**What you will do**. Each record is to be copied exactly, with its pictures left behind.

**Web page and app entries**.
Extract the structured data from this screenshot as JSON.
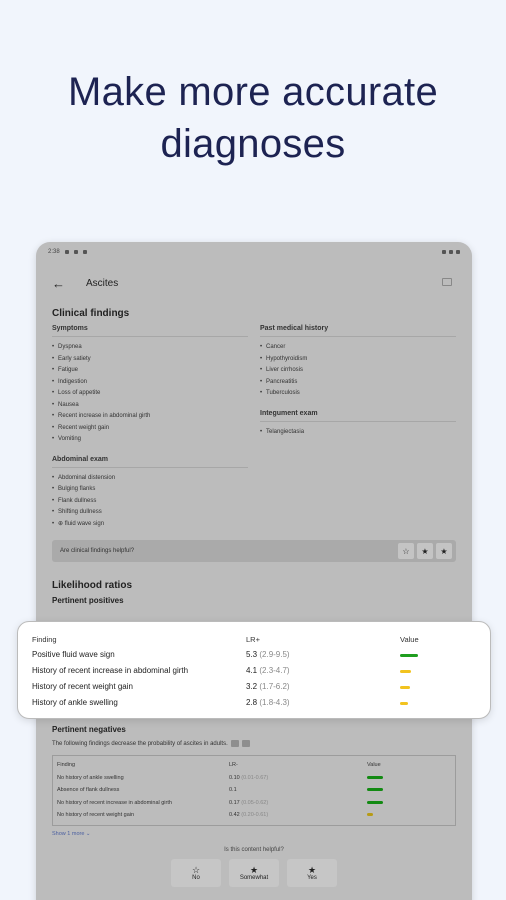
{
  "headline": "Make more accurate diagnoses",
  "status": {
    "time": "2:38"
  },
  "appbar": {
    "title": "Ascites"
  },
  "clinical": {
    "heading": "Clinical findings",
    "symptoms": {
      "title": "Symptoms",
      "items": [
        "Dyspnea",
        "Early satiety",
        "Fatigue",
        "Indigestion",
        "Loss of appetite",
        "Nausea",
        "Recent increase in abdominal girth",
        "Recent weight gain",
        "Vomiting"
      ]
    },
    "abdominal": {
      "title": "Abdominal exam",
      "items": [
        "Abdominal distension",
        "Bulging flanks",
        "Flank dullness",
        "Shifting dullness",
        "⊕ fluid wave sign"
      ]
    },
    "pmh": {
      "title": "Past medical history",
      "items": [
        "Cancer",
        "Hypothyroidism",
        "Liver cirrhosis",
        "Pancreatitis",
        "Tuberculosis"
      ]
    },
    "integ": {
      "title": "Integument exam",
      "items": [
        "Telangiectasia"
      ]
    },
    "helpful_question": "Are clinical findings helpful?"
  },
  "likelihood": {
    "heading": "Likelihood ratios",
    "positives_heading": "Pertinent positives",
    "columns": {
      "finding": "Finding",
      "lr": "LR+",
      "value": "Value"
    },
    "rows": [
      {
        "finding": "Positive fluid wave sign",
        "lr": "5.3",
        "ci": "(2.9-9.5)",
        "bar_fraction": 0.9,
        "color": "#1f9e1f"
      },
      {
        "finding": "History of recent increase in abdominal girth",
        "lr": "4.1",
        "ci": "(2.3-4.7)",
        "bar_fraction": 0.55,
        "color": "#f2c31f"
      },
      {
        "finding": "History of recent weight gain",
        "lr": "3.2",
        "ci": "(1.7-6.2)",
        "bar_fraction": 0.5,
        "color": "#f2c31f"
      },
      {
        "finding": "History of ankle swelling",
        "lr": "2.8",
        "ci": "(1.8-4.3)",
        "bar_fraction": 0.4,
        "color": "#f2c31f"
      }
    ]
  },
  "negatives": {
    "heading": "Pertinent negatives",
    "description": "The following findings decrease the probability of ascites in adults.",
    "columns": {
      "finding": "Finding",
      "lr": "LR-",
      "value": "Value"
    },
    "rows": [
      {
        "finding": "No history of ankle swelling",
        "lr": "0.10",
        "ci": "(0.01-0.67)",
        "level": "green"
      },
      {
        "finding": "Absence of flank dullness",
        "lr": "0.1",
        "ci": "",
        "level": "green"
      },
      {
        "finding": "No history of recent increase in abdominal girth",
        "lr": "0.17",
        "ci": "(0.05-0.62)",
        "level": "green"
      },
      {
        "finding": "No history of recent weight gain",
        "lr": "0.42",
        "ci": "(0.20-0.61)",
        "level": "yellow"
      }
    ],
    "show_more": "Show 1 more ⌄"
  },
  "feedback": {
    "question": "Is this content helpful?",
    "buttons": [
      "No",
      "Somewhat",
      "Yes"
    ]
  }
}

**Task output**.
Extract the structured data from this screenshot as JSON.
{
  "headline": "Make more accurate diagnoses",
  "status": {
    "time": "2:38"
  },
  "appbar": {
    "title": "Ascites"
  },
  "clinical": {
    "heading": "Clinical findings",
    "symptoms": {
      "title": "Symptoms",
      "items": [
        "Dyspnea",
        "Early satiety",
        "Fatigue",
        "Indigestion",
        "Loss of appetite",
        "Nausea",
        "Recent increase in abdominal girth",
        "Recent weight gain",
        "Vomiting"
      ]
    },
    "abdominal": {
      "title": "Abdominal exam",
      "items": [
        "Abdominal distension",
        "Bulging flanks",
        "Flank dullness",
        "Shifting dullness",
        "⊕ fluid wave sign"
      ]
    },
    "pmh": {
      "title": "Past medical history",
      "items": [
        "Cancer",
        "Hypothyroidism",
        "Liver cirrhosis",
        "Pancreatitis",
        "Tuberculosis"
      ]
    },
    "integ": {
      "title": "Integument exam",
      "items": [
        "Telangiectasia"
      ]
    },
    "helpful_question": "Are clinical findings helpful?"
  },
  "likelihood": {
    "heading": "Likelihood ratios",
    "positives_heading": "Pertinent positives",
    "columns": {
      "finding": "Finding",
      "lr": "LR+",
      "value": "Value"
    },
    "rows": [
      {
        "finding": "Positive fluid wave sign",
        "lr": "5.3",
        "ci": "(2.9-9.5)",
        "bar_fraction": 0.9,
        "color": "#1f9e1f"
      },
      {
        "finding": "History of recent increase in abdominal girth",
        "lr": "4.1",
        "ci": "(2.3-4.7)",
        "bar_fraction": 0.55,
        "color": "#f2c31f"
      },
      {
        "finding": "History of recent weight gain",
        "lr": "3.2",
        "ci": "(1.7-6.2)",
        "bar_fraction": 0.5,
        "color": "#f2c31f"
      },
      {
        "finding": "History of ankle swelling",
        "lr": "2.8",
        "ci": "(1.8-4.3)",
        "bar_fraction": 0.4,
        "color": "#f2c31f"
      }
    ]
  },
  "negatives": {
    "heading": "Pertinent negatives",
    "description": "The following findings decrease the probability of ascites in adults.",
    "columns": {
      "finding": "Finding",
      "lr": "LR-",
      "value": "Value"
    },
    "rows": [
      {
        "finding": "No history of ankle swelling",
        "lr": "0.10",
        "ci": "(0.01-0.67)",
        "level": "green"
      },
      {
        "finding": "Absence of flank dullness",
        "lr": "0.1",
        "ci": "",
        "level": "green"
      },
      {
        "finding": "No history of recent increase in abdominal girth",
        "lr": "0.17",
        "ci": "(0.05-0.62)",
        "level": "green"
      },
      {
        "finding": "No history of recent weight gain",
        "lr": "0.42",
        "ci": "(0.20-0.61)",
        "level": "yellow"
      }
    ],
    "show_more": "Show 1 more ⌄"
  },
  "feedback": {
    "question": "Is this content helpful?",
    "buttons": [
      "No",
      "Somewhat",
      "Yes"
    ]
  }
}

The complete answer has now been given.